**THE INPUT**
=====
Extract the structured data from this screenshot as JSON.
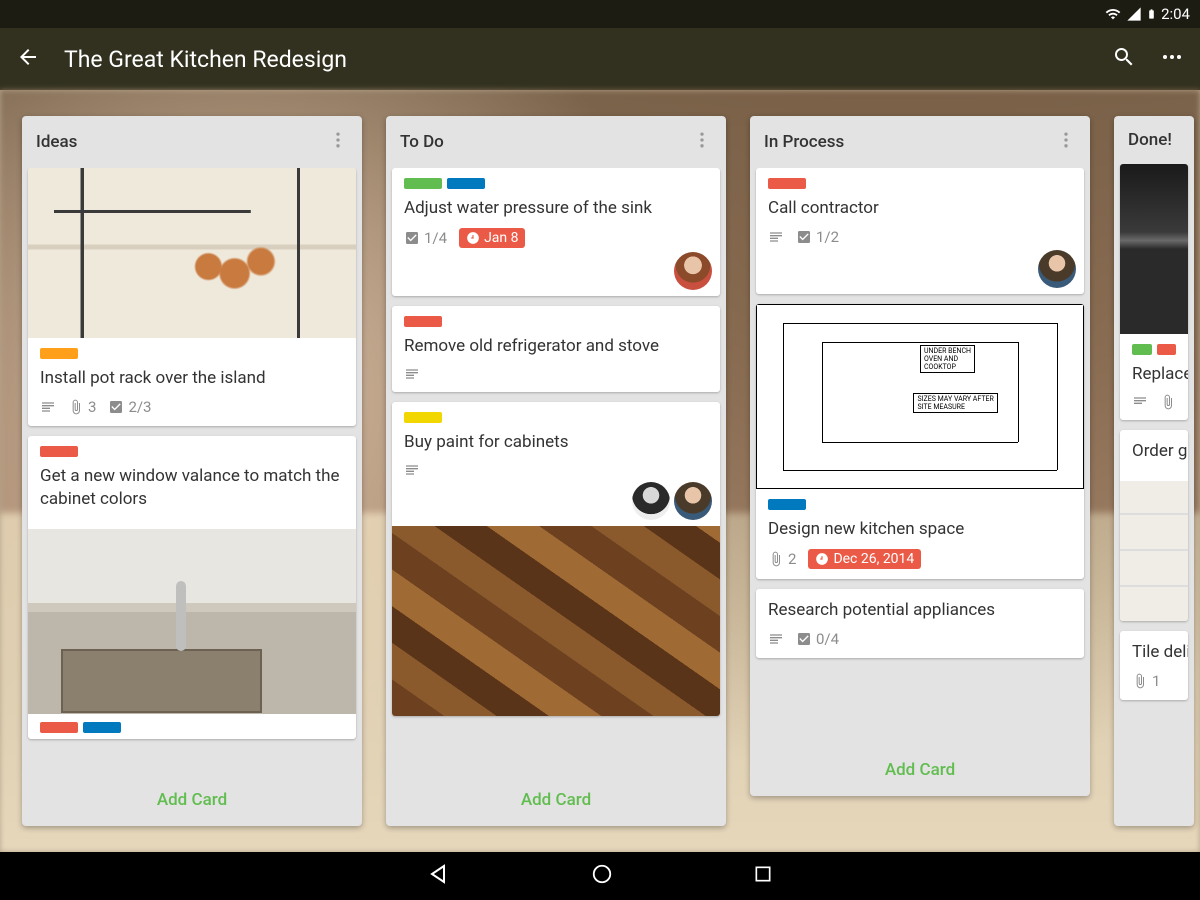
{
  "status": {
    "time": "2:04"
  },
  "appbar": {
    "title": "The Great Kitchen Redesign"
  },
  "add_card_label": "Add Card",
  "lists": [
    {
      "title": "Ideas",
      "cards": [
        {
          "title": "Install pot rack over the island",
          "attach": "3",
          "check": "2/3"
        },
        {
          "title": "Get a new window valance to match the cabinet colors"
        }
      ]
    },
    {
      "title": "To Do",
      "cards": [
        {
          "title": "Adjust water pressure of the sink",
          "check": "1/4",
          "due": "Jan 8"
        },
        {
          "title": "Remove old refrigerator and stove"
        },
        {
          "title": "Buy paint for cabinets"
        }
      ]
    },
    {
      "title": "In Process",
      "cards": [
        {
          "title": "Call contractor",
          "check": "1/2"
        },
        {
          "title": "Design new kitchen space",
          "attach": "2",
          "due": "Dec 26, 2014"
        },
        {
          "title": "Research potential appliances",
          "check": "0/4"
        }
      ]
    },
    {
      "title": "Done!",
      "cards": [
        {
          "title": "Replace old ones",
          "attach": ""
        },
        {
          "title": "Order gla"
        },
        {
          "title": "Tile delive",
          "attach": "1"
        }
      ]
    }
  ]
}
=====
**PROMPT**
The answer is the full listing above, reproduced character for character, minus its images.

**REPLY TO THE EXERCISE**
Extract the structured data from this screenshot as JSON.
{
  "status": {
    "time": "2:04"
  },
  "appbar": {
    "title": "The Great Kitchen Redesign"
  },
  "add_card_label": "Add Card",
  "lists": [
    {
      "title": "Ideas",
      "cards": [
        {
          "title": "Install pot rack over the island",
          "attach": "3",
          "check": "2/3"
        },
        {
          "title": "Get a new window valance to match the cabinet colors"
        }
      ]
    },
    {
      "title": "To Do",
      "cards": [
        {
          "title": "Adjust water pressure of the sink",
          "check": "1/4",
          "due": "Jan 8"
        },
        {
          "title": "Remove old refrigerator and stove"
        },
        {
          "title": "Buy paint for cabinets"
        }
      ]
    },
    {
      "title": "In Process",
      "cards": [
        {
          "title": "Call contractor",
          "check": "1/2"
        },
        {
          "title": "Design new kitchen space",
          "attach": "2",
          "due": "Dec 26, 2014"
        },
        {
          "title": "Research potential appliances",
          "check": "0/4"
        }
      ]
    },
    {
      "title": "Done!",
      "cards": [
        {
          "title": "Replace old ones",
          "attach": ""
        },
        {
          "title": "Order gla"
        },
        {
          "title": "Tile delive",
          "attach": "1"
        }
      ]
    }
  ]
}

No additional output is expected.